IBM serves up Australian Open results on demand
IBM serves up Australian Open results on demand
IBM’s technological innovation enhances Australia’s biggest sporting event
Melbourne, AUSTRALIA – January 18, 2005 -- Marking thirteen consecutive years as the Official Information Technology Provider to the Australian Open tennis tournament, IBM today announced a range of innovative new and enhanced initiatives to support the championship in its centenary year.
For Australian Open 2005, IBM will introduce a new component to the technology solution – the recently launched IBM eServer i5 server. The new eServer i5, the latest product of IBM’s eServer iSeries family, powers the Internet scoring system that feeds data to the official Australian Open Web site.
The eServer i5 consolidates several existing Australian Open systems into one, reducing the complexity of the solution and making systems administration simpler, whilst increasing the required performance, flexibility and reliability. Other innovative technologies supporting the Australian Open include the Linux open standards operating system and on demand hosting services.
The scoring system is crucial to providing real-time point-by-point scoring and statistics craved by loyal fans. In 2004 the Australian Open Web site received nearly 11 million visits from almost 1.8 million people in 187 countries.
IBM’s innovative technology allows Tennis Australia to manage the peaks in demand on the Australian Open Web site, which experiences spikes of up to 80 times its normal traffic during two-week tournament.

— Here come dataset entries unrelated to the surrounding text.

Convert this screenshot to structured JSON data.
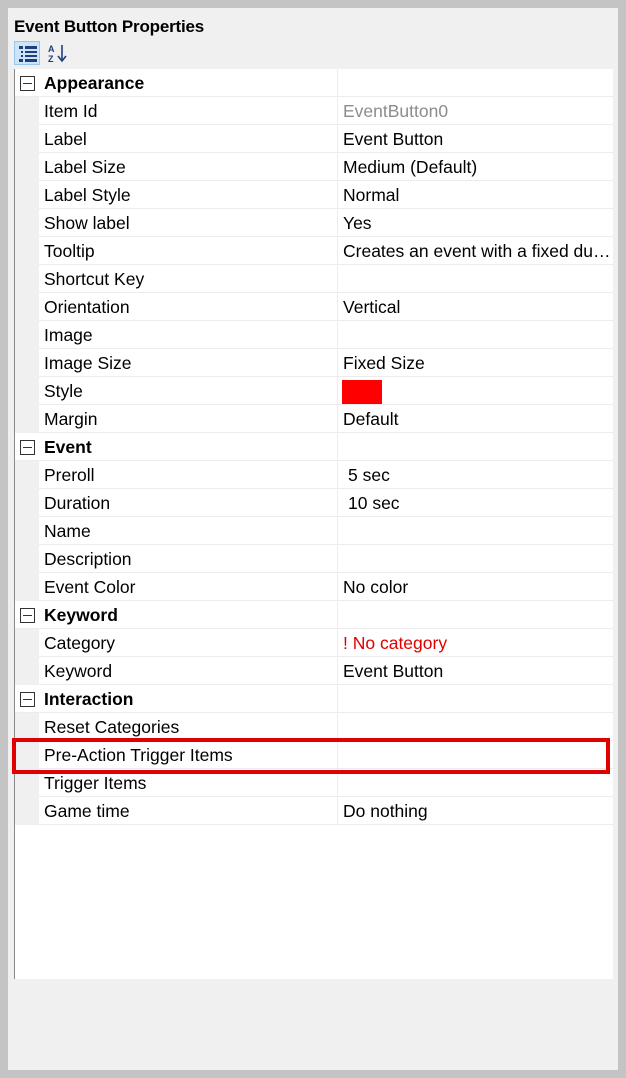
{
  "title": "Event Button Properties",
  "toolbar": {
    "categorized_icon": "categorized-view-icon",
    "alphabetical_icon": "alphabetical-sort-icon"
  },
  "colors": {
    "style_swatch": "#ff0000",
    "highlight": "#e00000"
  },
  "categories": {
    "appearance": "Appearance",
    "event": "Event",
    "keyword": "Keyword",
    "interaction": "Interaction"
  },
  "props": {
    "item_id": {
      "label": "Item Id",
      "value": "EventButton0"
    },
    "label": {
      "label": "Label",
      "value": "Event Button"
    },
    "label_size": {
      "label": "Label Size",
      "value": "Medium (Default)"
    },
    "label_style": {
      "label": "Label Style",
      "value": "Normal"
    },
    "show_label": {
      "label": "Show label",
      "value": "Yes"
    },
    "tooltip": {
      "label": "Tooltip",
      "value": "Creates an event with a fixed duration"
    },
    "shortcut_key": {
      "label": "Shortcut Key",
      "value": ""
    },
    "orientation": {
      "label": "Orientation",
      "value": "Vertical"
    },
    "image": {
      "label": "Image",
      "value": ""
    },
    "image_size": {
      "label": "Image Size",
      "value": "Fixed Size"
    },
    "style": {
      "label": "Style"
    },
    "margin": {
      "label": "Margin",
      "value": "Default"
    },
    "preroll": {
      "label": "Preroll",
      "value": "5 sec"
    },
    "duration": {
      "label": "Duration",
      "value": "10 sec"
    },
    "name": {
      "label": "Name",
      "value": ""
    },
    "description": {
      "label": "Description",
      "value": ""
    },
    "event_color": {
      "label": "Event Color",
      "value": "No color"
    },
    "category": {
      "label": "Category",
      "value": "! No category"
    },
    "keyword": {
      "label": "Keyword",
      "value": "Event Button"
    },
    "reset_categories": {
      "label": "Reset Categories",
      "value": ""
    },
    "pre_action_trigger_items": {
      "label": "Pre-Action Trigger Items",
      "value": ""
    },
    "trigger_items": {
      "label": "Trigger Items",
      "value": ""
    },
    "game_time": {
      "label": "Game time",
      "value": "Do nothing"
    }
  }
}
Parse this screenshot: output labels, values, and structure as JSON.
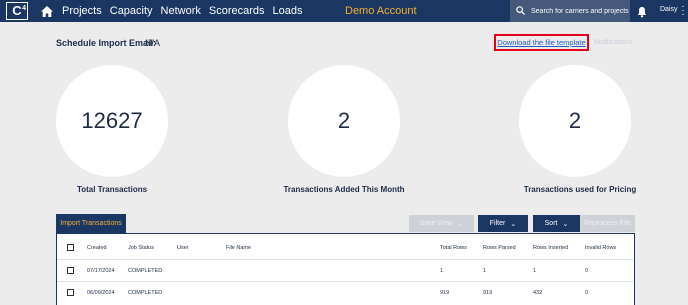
{
  "nav": {
    "logo_text": "C",
    "logo_sup": "4",
    "links": [
      "Projects",
      "Capacity",
      "Network",
      "Scorecards",
      "Loads"
    ],
    "account": "Demo Account",
    "search_placeholder": "Search for carriers and projects",
    "user": "Daisy",
    "colors": {
      "bar": "#1a3663",
      "account": "#f2b134",
      "search_bg": "#44597c"
    },
    "icons": [
      "home-icon",
      "search-icon",
      "bell-icon",
      "kebab-menu-icon"
    ]
  },
  "header": {
    "schedule_label": "Schedule Import Email:",
    "schedule_value": "N/A",
    "download_link": "Download the file template",
    "notifications": "Notifications",
    "highlight_color": "#e2001a"
  },
  "stats": [
    {
      "value": "12627",
      "label": "Total Transactions"
    },
    {
      "value": "2",
      "label": "Transactions Added This Month"
    },
    {
      "value": "2",
      "label": "Transactions used for Pricing"
    }
  ],
  "toolbar": {
    "tab": "Import Transactions",
    "save_view": "Save View",
    "filter": "Filter",
    "sort": "Sort",
    "reprocess": "Reprocess File"
  },
  "table": {
    "columns": [
      "Created",
      "Job Status",
      "User",
      "File Name",
      "Total Rows",
      "Rows Parsed",
      "Rows Inserted",
      "Invalid Rows"
    ],
    "rows": [
      [
        "07/17/2024",
        "COMPLETED",
        "",
        "",
        "1",
        "1",
        "1",
        "0"
      ],
      [
        "06/09/2024",
        "COMPLETED",
        "",
        "",
        "919",
        "919",
        "432",
        "0"
      ]
    ]
  }
}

In 2004 more than 520,000 fans attended the event at Melbourne Park, with a record 3,830 hours of TV action broadcast to 182 territories across the globe reaching an amazing 527 million homes and an international audience of 340 million. However, year-round Tennis Australia is a small business of 40 employees. During the two weeks of Australian Open, Tennis Australia will scale up to around 1,400 staff and will indirectly need a further 3,500 support staff.
Cost effectively managing the demands of an event of this scale requires a highly responsive, integrated business model. The underlying technological infrastructure must be flexible, open and resilient. According to Paul McNamee, Chief Executive of Tennis Australia, IBM innovation is central to the event's success.
"IBM innovation helps us enhance the Australian Open experience for tennis fans around the globe. IBM technology helps the Australian Open control costs and manage risks whilst supporting Tennis Australia’s focus on business growth," said Mr McNamee.
"Tennis Australia requires IT infrastructure that is reliable, secure and responsive to keep up with the constant activity and excitement of the Australian Open," he said. "By focusing on our core business and partnering with IBM, Tennis Australia -- itself a small business -- is able to serve up one of the largest sporting events in the world."
To accommodate fluctuating demand from tennis fans, IBM will link www.AustralianOpen.com to a powerful, global grid computing system. By connecting hundreds of servers together to form a grid network, the grid behaves like a giant super-computer. That helps assure Tennis Australia that there is more than enough capacity for its needs.
The grid uses IBM’s Tivoli software to automatically allocate server capacity to manage the peaks in demand for the Web site. When demand is lower, the spare capacity will be used to carry out IBM research projects, including protein folding calculations for life sciences and a credit analysis system for financial services. The grid system demonstrates how organisations of all kinds can substantially improve the use and cost effectiveness of their IT systems.
Janet Matton, Director, Strategy and Transformation, IBM Global Services Australia, said “Grid computing provides Tennis Australia with a highly responsive technology platform that supports the growth of its business and can be integrated seamlessly, without a large capital investment in permanent infrastructure that would be under-utilised for 50 weeks of the year.”
“Grid networks allow organisations to get the computing power they need, when they need it," she said. "This offers huge potential to medium sized businesses such as Tennis Australia in terms cost savings and the flexibility and agility required to be an on demand organisation."
The use of Linux across IBM’s servers further increases the manageability and flexibility of Tennis Australia’s IT infrastructure.
All the scoring and speed of serve information from the courts is instantly transmitted to the IBM central scoring system, which uses IBM BladeCenter servers running Linux to process the data. The data is distributed in real-time to key services supporting the tournament, such as the Web site and Australian Open Intranet, allowing fans, players and the media access to up-to-the-second statistic -- as they want it, where they want.
Other services and technology
As the Official Technology Provider for the Australian Open, IBM provides Tennis Australia with an on demand business solution to handle up to 80 times the regular traffic, and scale down when the tournament is over. The technology and services include IBM eServers, ThinkPad and Netvista PCs, IBM middleware software -- including WebSphere, Tivoli and DB2 -- and a range of business intelligence, application management and on demand hosting services from IBM Global Services.
A combination of these technologies and
services underpins an end-to-end scoring system that
supports key Australian Open 2005 functions, including:
- on-court scoreboards
- results kiosks
- the Match Update Centre located in Garden Square
- the Australian Open Intranet site used by media, players and officials
- the graphics interface for a number of major television broadcasters
- the official Web site of Australian Open 2005